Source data
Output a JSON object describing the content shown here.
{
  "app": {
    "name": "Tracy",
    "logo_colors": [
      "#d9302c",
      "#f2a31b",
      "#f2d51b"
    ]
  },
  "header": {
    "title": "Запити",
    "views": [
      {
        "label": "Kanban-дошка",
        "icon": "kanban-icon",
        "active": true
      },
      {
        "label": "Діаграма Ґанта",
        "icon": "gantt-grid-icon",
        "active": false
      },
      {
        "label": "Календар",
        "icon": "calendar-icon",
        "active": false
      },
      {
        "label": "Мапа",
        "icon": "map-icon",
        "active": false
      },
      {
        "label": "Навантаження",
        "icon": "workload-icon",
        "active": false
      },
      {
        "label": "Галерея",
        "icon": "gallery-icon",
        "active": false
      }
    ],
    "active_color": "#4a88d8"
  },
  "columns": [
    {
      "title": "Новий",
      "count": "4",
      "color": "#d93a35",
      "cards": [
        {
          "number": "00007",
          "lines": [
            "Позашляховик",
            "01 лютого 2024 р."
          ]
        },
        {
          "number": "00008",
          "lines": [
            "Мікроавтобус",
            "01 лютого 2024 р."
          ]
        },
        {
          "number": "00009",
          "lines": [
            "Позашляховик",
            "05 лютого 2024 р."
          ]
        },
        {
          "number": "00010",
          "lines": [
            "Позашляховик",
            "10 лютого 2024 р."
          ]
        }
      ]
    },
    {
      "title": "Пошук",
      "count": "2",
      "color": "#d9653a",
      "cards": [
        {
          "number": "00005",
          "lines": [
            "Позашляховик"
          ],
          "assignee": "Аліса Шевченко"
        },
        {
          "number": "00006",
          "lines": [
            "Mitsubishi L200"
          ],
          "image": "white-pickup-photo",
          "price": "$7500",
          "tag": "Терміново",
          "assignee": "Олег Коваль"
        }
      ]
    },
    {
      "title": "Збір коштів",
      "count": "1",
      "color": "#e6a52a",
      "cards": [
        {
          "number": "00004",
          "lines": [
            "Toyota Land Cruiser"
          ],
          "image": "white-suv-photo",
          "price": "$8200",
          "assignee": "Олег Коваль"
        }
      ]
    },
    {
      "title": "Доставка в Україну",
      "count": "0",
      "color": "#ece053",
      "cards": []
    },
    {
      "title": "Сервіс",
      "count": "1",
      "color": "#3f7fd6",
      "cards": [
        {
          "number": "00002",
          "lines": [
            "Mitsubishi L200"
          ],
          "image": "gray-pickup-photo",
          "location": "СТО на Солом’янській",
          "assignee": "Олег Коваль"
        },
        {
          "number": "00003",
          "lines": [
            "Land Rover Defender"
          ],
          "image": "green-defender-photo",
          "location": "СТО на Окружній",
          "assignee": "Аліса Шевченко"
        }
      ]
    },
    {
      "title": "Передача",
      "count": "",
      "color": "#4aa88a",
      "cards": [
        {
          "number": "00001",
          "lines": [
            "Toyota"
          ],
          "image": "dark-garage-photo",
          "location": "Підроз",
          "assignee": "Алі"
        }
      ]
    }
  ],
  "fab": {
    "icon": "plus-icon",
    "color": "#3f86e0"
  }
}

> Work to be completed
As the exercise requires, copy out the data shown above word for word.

> Solved exercise
Output a JSON object describing the content shown here.
{
  "app": {
    "name": "Tracy",
    "logo_colors": [
      "#d9302c",
      "#f2a31b",
      "#f2d51b"
    ]
  },
  "header": {
    "title": "Запити",
    "views": [
      {
        "label": "Kanban-дошка",
        "icon": "kanban-icon",
        "active": true
      },
      {
        "label": "Діаграма Ґанта",
        "icon": "gantt-grid-icon",
        "active": false
      },
      {
        "label": "Календар",
        "icon": "calendar-icon",
        "active": false
      },
      {
        "label": "Мапа",
        "icon": "map-icon",
        "active": false
      },
      {
        "label": "Навантаження",
        "icon": "workload-icon",
        "active": false
      },
      {
        "label": "Галерея",
        "icon": "gallery-icon",
        "active": false
      }
    ],
    "active_color": "#4a88d8"
  },
  "columns": [
    {
      "title": "Новий",
      "count": "4",
      "color": "#d93a35",
      "cards": [
        {
          "number": "00007",
          "lines": [
            "Позашляховик",
            "01 лютого 2024 р."
          ]
        },
        {
          "number": "00008",
          "lines": [
            "Мікроавтобус",
            "01 лютого 2024 р."
          ]
        },
        {
          "number": "00009",
          "lines": [
            "Позашляховик",
            "05 лютого 2024 р."
          ]
        },
        {
          "number": "00010",
          "lines": [
            "Позашляховик",
            "10 лютого 2024 р."
          ]
        }
      ]
    },
    {
      "title": "Пошук",
      "count": "2",
      "color": "#d9653a",
      "cards": [
        {
          "number": "00005",
          "lines": [
            "Позашляховик"
          ],
          "assignee": "Аліса Шевченко"
        },
        {
          "number": "00006",
          "lines": [
            "Mitsubishi L200"
          ],
          "image": "white-pickup-photo",
          "price": "$7500",
          "tag": "Терміново",
          "assignee": "Олег Коваль"
        }
      ]
    },
    {
      "title": "Збір коштів",
      "count": "1",
      "color": "#e6a52a",
      "cards": [
        {
          "number": "00004",
          "lines": [
            "Toyota Land Cruiser"
          ],
          "image": "white-suv-photo",
          "price": "$8200",
          "assignee": "Олег Коваль"
        }
      ]
    },
    {
      "title": "Доставка в Україну",
      "count": "0",
      "color": "#ece053",
      "cards": []
    },
    {
      "title": "Сервіс",
      "count": "1",
      "color": "#3f7fd6",
      "cards": [
        {
          "number": "00002",
          "lines": [
            "Mitsubishi L200"
          ],
          "image": "gray-pickup-photo",
          "location": "СТО на Солом’янській",
          "assignee": "Олег Коваль"
        },
        {
          "number": "00003",
          "lines": [
            "Land Rover Defender"
          ],
          "image": "green-defender-photo",
          "location": "СТО на Окружній",
          "assignee": "Аліса Шевченко"
        }
      ]
    },
    {
      "title": "Передача",
      "count": "",
      "color": "#4aa88a",
      "cards": [
        {
          "number": "00001",
          "lines": [
            "Toyota"
          ],
          "image": "dark-garage-photo",
          "location": "Підроз",
          "assignee": "Алі"
        }
      ]
    }
  ],
  "fab": {
    "icon": "plus-icon",
    "color": "#3f86e0"
  }
}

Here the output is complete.